Friday, October 21, 2011

Love Letter to Lacroix

Lately I have been thinking a lot about and collecting French Haute Couture from the mid 1980s to the late 1990s. The Paris runways are always decadent and über glamorous, but this particular time period bore fashions that were particularly Baroque in their luxe. Of course, Karl Lagerfeld at Chanel is an obvious example, with his icy elegance as are Galliano and McQueen, but lately I've been obsessing on Christian Lacroix and his legacy of fantastical creations that summed up that era with an exuberant joie de vivre. 

I first fell in love with the designs of Christian Lacroix as a young girl, hungrily flipping through fashion magazines. I recall the first image was of his iconic silver haired model/muse Marie Seznec in a giant poufy skirt and laced bodice, a dizzying cross between a towering strawberry shortcake and Marie Antoinette on hallucinogens. 

Unlike other designers, whom you practically need a chisel to crack through the impenetrable façade of reserved sophistication and cool, with Lacroix's creations you are invited into the fantasy to revel at the technicolor plumage, exotic patterns that rhapsodically clash in the most brilliant way, all tied together with endless ropes of sparkling rhinestones. 

During Christian Lacroix's runway extravaganzas, the models would invite you in to their cabaret with cheeky rouged smiles and flirty glances, making the clothes seem extra sexy, approachable, even touchable.
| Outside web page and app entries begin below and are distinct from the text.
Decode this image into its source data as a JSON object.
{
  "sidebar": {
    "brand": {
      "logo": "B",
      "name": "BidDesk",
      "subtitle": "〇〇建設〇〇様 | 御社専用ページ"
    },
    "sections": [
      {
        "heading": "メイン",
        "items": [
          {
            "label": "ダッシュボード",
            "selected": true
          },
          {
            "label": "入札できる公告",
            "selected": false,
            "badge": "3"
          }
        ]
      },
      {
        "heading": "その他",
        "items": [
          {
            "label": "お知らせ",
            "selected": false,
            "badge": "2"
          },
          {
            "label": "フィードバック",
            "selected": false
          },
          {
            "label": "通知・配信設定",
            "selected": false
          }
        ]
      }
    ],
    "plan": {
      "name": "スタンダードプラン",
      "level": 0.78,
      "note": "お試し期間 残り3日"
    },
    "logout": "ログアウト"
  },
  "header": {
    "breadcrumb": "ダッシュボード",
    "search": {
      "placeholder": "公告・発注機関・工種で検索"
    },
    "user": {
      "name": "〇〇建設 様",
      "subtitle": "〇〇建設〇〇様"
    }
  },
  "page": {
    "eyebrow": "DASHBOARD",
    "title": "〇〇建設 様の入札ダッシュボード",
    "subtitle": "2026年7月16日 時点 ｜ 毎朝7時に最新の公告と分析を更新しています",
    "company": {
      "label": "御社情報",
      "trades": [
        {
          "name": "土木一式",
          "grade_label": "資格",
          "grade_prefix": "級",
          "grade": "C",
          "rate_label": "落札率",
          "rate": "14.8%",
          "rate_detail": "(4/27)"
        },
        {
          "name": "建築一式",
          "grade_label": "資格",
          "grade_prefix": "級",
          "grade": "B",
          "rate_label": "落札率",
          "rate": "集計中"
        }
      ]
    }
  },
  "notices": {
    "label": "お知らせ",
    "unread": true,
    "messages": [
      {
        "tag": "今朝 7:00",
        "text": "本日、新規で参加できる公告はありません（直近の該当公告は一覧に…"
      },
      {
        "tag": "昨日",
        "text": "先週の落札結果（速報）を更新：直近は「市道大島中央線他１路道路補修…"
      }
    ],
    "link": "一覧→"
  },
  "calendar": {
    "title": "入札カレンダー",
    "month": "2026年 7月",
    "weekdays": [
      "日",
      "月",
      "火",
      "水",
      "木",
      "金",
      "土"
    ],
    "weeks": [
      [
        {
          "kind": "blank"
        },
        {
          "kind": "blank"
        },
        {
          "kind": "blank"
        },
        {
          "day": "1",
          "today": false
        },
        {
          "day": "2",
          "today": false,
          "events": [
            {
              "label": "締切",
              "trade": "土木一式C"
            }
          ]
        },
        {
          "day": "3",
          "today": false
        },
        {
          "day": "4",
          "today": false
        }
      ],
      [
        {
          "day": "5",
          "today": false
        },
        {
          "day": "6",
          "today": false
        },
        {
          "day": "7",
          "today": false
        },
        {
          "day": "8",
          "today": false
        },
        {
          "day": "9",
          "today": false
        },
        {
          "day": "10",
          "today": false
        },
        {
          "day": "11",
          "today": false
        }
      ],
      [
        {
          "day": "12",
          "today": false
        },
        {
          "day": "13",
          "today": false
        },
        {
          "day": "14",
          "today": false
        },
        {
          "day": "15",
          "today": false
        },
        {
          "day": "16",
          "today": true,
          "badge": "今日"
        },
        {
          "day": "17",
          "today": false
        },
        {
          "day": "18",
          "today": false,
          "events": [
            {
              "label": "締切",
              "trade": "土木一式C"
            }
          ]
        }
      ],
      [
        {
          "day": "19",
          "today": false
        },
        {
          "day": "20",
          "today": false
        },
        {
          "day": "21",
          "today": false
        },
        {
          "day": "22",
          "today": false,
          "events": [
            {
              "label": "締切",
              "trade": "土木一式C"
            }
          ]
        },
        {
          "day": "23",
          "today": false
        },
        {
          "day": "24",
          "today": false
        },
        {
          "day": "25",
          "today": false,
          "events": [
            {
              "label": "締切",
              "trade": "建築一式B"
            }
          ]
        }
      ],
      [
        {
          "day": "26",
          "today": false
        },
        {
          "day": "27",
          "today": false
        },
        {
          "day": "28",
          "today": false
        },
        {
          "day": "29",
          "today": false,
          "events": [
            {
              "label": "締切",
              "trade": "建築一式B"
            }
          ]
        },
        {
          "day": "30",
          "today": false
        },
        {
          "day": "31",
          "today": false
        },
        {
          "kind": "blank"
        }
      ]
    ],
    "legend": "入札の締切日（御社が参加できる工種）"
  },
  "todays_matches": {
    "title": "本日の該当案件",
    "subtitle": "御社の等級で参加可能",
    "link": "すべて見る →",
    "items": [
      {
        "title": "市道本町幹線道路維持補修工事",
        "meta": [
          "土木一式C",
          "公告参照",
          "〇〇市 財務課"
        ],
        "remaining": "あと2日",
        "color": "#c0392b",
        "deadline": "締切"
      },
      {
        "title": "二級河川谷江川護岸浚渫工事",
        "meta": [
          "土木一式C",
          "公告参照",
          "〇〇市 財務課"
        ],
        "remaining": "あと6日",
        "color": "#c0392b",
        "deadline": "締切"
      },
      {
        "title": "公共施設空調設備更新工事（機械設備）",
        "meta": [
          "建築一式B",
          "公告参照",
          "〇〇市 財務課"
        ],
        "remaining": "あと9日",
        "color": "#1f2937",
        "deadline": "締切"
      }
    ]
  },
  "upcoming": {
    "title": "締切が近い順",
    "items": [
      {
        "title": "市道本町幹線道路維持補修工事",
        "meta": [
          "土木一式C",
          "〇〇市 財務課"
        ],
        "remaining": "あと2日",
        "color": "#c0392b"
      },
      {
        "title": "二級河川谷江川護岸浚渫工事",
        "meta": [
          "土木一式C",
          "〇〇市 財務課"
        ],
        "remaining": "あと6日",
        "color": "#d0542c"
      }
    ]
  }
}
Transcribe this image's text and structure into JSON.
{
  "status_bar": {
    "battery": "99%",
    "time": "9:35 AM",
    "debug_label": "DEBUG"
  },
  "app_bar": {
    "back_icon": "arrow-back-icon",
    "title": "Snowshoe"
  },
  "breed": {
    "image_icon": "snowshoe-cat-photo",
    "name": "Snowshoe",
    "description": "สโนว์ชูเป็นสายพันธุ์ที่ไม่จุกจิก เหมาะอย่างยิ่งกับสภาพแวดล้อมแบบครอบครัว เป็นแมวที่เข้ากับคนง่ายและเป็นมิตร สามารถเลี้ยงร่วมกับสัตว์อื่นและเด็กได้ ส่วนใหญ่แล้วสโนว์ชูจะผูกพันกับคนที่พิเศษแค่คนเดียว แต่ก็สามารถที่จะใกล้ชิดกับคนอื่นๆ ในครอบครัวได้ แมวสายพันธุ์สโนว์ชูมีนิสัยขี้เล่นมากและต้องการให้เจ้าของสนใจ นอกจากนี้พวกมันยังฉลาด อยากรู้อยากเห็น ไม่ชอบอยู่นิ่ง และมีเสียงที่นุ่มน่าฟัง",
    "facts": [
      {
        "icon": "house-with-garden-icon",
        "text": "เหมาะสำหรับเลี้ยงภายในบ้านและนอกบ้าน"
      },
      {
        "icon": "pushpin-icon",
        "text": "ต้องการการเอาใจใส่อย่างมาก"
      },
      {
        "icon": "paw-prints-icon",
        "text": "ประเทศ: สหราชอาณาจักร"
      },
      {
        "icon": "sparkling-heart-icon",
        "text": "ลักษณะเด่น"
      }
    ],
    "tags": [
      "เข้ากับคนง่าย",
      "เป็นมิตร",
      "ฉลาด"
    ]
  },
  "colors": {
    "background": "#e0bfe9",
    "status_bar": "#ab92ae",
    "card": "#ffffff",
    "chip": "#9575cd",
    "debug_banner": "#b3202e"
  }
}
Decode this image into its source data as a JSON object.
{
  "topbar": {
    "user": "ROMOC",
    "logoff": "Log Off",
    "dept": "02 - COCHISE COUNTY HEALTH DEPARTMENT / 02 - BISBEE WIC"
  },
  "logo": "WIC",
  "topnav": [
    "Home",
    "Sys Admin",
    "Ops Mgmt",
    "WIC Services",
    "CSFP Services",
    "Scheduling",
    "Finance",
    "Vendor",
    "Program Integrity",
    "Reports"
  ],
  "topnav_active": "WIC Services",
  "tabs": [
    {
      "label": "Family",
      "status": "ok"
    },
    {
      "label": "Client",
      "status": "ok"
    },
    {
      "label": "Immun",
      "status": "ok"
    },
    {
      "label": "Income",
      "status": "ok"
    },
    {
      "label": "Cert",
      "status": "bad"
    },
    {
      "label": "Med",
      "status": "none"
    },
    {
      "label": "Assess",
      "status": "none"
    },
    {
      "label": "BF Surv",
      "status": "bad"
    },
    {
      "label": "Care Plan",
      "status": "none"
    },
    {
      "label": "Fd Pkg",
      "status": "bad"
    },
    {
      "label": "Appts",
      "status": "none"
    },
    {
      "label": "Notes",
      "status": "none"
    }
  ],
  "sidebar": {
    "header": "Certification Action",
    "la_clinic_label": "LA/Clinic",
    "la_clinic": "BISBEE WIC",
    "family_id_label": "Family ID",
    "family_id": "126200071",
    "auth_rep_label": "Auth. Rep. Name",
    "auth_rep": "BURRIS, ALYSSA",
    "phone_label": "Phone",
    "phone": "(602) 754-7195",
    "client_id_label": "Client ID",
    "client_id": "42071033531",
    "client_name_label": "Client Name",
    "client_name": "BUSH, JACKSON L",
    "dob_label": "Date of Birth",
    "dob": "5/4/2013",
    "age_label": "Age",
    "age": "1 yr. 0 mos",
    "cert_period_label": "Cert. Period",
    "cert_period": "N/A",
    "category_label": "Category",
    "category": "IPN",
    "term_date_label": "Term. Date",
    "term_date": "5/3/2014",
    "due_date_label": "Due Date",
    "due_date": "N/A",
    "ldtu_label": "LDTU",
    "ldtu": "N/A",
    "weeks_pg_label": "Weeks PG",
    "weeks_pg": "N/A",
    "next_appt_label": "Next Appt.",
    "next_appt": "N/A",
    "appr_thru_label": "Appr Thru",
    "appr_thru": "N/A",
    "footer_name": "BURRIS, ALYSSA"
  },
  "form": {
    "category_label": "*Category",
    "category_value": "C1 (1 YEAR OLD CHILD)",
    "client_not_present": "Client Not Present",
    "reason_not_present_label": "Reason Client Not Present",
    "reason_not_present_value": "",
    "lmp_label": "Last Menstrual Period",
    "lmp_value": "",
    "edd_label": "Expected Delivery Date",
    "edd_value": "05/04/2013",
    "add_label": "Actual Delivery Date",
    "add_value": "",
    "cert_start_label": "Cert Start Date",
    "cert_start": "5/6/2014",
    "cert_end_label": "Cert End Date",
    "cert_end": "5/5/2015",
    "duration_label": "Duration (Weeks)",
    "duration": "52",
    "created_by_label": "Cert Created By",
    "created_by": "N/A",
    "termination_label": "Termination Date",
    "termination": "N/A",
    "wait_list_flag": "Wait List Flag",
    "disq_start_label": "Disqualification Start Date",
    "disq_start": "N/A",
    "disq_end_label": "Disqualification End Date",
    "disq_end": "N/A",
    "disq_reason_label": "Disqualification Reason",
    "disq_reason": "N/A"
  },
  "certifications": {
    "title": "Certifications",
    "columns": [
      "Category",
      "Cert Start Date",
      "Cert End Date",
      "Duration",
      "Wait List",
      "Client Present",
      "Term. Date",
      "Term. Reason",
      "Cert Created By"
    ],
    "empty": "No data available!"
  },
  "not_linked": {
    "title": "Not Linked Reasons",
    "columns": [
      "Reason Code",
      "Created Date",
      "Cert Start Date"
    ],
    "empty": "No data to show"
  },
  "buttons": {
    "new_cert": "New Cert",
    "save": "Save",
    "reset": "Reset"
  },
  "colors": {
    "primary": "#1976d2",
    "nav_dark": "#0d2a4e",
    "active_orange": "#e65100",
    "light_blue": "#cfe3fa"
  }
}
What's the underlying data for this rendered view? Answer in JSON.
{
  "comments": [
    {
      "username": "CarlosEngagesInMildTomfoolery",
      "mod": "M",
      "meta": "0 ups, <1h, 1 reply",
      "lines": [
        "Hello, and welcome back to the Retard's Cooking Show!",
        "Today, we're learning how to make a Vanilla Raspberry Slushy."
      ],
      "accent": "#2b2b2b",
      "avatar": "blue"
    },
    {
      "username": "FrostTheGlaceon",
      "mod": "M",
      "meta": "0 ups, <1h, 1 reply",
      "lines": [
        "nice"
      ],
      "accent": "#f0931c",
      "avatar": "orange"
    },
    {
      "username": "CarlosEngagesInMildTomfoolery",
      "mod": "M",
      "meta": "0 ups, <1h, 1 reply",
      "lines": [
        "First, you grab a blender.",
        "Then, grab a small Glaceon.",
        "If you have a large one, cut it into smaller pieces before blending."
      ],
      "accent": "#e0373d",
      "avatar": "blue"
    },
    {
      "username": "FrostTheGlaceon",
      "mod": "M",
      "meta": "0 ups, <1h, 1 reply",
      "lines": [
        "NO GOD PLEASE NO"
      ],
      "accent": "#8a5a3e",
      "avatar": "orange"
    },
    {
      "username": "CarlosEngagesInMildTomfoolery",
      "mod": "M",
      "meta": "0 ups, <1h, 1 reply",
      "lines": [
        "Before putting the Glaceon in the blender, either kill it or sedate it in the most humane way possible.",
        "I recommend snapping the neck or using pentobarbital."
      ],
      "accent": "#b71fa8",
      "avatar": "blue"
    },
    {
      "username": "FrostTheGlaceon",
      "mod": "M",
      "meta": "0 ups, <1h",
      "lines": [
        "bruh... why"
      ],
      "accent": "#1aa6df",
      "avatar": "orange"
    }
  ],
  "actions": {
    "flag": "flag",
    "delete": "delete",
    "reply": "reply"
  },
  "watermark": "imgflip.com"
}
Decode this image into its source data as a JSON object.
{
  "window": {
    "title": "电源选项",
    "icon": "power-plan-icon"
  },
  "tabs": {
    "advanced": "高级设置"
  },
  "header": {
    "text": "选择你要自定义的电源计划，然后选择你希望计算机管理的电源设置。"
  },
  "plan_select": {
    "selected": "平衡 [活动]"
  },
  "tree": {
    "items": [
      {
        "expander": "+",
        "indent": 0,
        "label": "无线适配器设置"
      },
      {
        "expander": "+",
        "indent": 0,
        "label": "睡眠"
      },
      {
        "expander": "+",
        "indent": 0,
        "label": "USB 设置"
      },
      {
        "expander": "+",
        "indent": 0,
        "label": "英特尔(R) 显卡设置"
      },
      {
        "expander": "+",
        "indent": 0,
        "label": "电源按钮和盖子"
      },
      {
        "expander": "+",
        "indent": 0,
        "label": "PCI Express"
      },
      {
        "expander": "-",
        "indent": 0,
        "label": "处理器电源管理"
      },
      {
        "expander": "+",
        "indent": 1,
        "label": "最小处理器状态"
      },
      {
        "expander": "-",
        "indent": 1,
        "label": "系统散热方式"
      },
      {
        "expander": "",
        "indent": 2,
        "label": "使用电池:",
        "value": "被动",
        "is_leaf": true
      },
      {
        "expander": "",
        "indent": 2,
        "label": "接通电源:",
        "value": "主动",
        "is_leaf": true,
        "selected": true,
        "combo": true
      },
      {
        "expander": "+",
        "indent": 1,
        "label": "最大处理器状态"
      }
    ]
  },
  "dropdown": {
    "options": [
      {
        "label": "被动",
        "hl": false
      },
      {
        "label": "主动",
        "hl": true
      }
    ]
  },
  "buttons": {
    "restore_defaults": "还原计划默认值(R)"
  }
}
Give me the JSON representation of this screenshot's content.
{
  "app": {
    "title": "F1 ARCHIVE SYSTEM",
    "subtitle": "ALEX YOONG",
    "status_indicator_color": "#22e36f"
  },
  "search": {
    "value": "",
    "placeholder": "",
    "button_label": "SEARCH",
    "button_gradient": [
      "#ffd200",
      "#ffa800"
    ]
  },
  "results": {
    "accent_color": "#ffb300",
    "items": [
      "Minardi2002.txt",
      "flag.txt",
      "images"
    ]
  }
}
Wearing Lacroix, you would be the life of the party or even the party itself, decked out like an iced pink champagne cake.

Next is a fantastic early Christian Lacroix runway show from 1988.

In the above video at 1:55 is a model in a yellow and black jeweled bustier with a canary yellow chignon who is wearing the large Christian Lacroix gold cross necklace that we are currently featuring in the Pearl Modern store.

                                                                                 available here


Below is an incredible black and gold ensemble from 2007.      

An artistic masterpiece from 2009.

Below, a gorgeous Baroque brooch by Christian Lacroix!

                                                                                                                                           available here

Next, we have a Christian Lacroix runway show from the Fall/Winter of 2002/2003.

I truly miss Christian Lacroix and the magic he created every Spring and Fall. He was a master couturier at the highest technical level, but most of all, he was a genius visual artist, a painter whose media was the lightest tulle, the richest velvet and the most divine feathers. 

In closing, we have a tremendous Christian Lacroix runway show from 2003.

1 comment:

  1. It's really helpful to hear you enthuse about Christian Lacroix. I have always loved the colour and theatre of his shows, but been increasingly mystified by his clothes. Who could wear them, and to where? I'm far often far too practical about clothes. Could I run in it? Can I put a coat over it? How is this cleaned etc. And as the owner of a natural j cup bra, there are always the 'How do I wear that without a bra? How would I wear that with a bra? reality issues.

    I loved his mastery of tailoring, as so well depicted in the 1988 vid. (Thanks for that) They are so much fun and totally wearable, (still) and make-able. But as time has passed his designs have become more de-constructed, fantastic and often slashed to the waist. He is not the only haute couture designer who's work I admire but feel unfortunately increasingly distanced from. But it is these practical issues that ignited my love of vintage, and why I now make clothes based on designs from about 1915-45 because as far as body shape, and if needed, practicality is concerned, they are far more democratic and forgiving.

    I'm not having a moan though, great post, and bloody great site. You keep me inspired.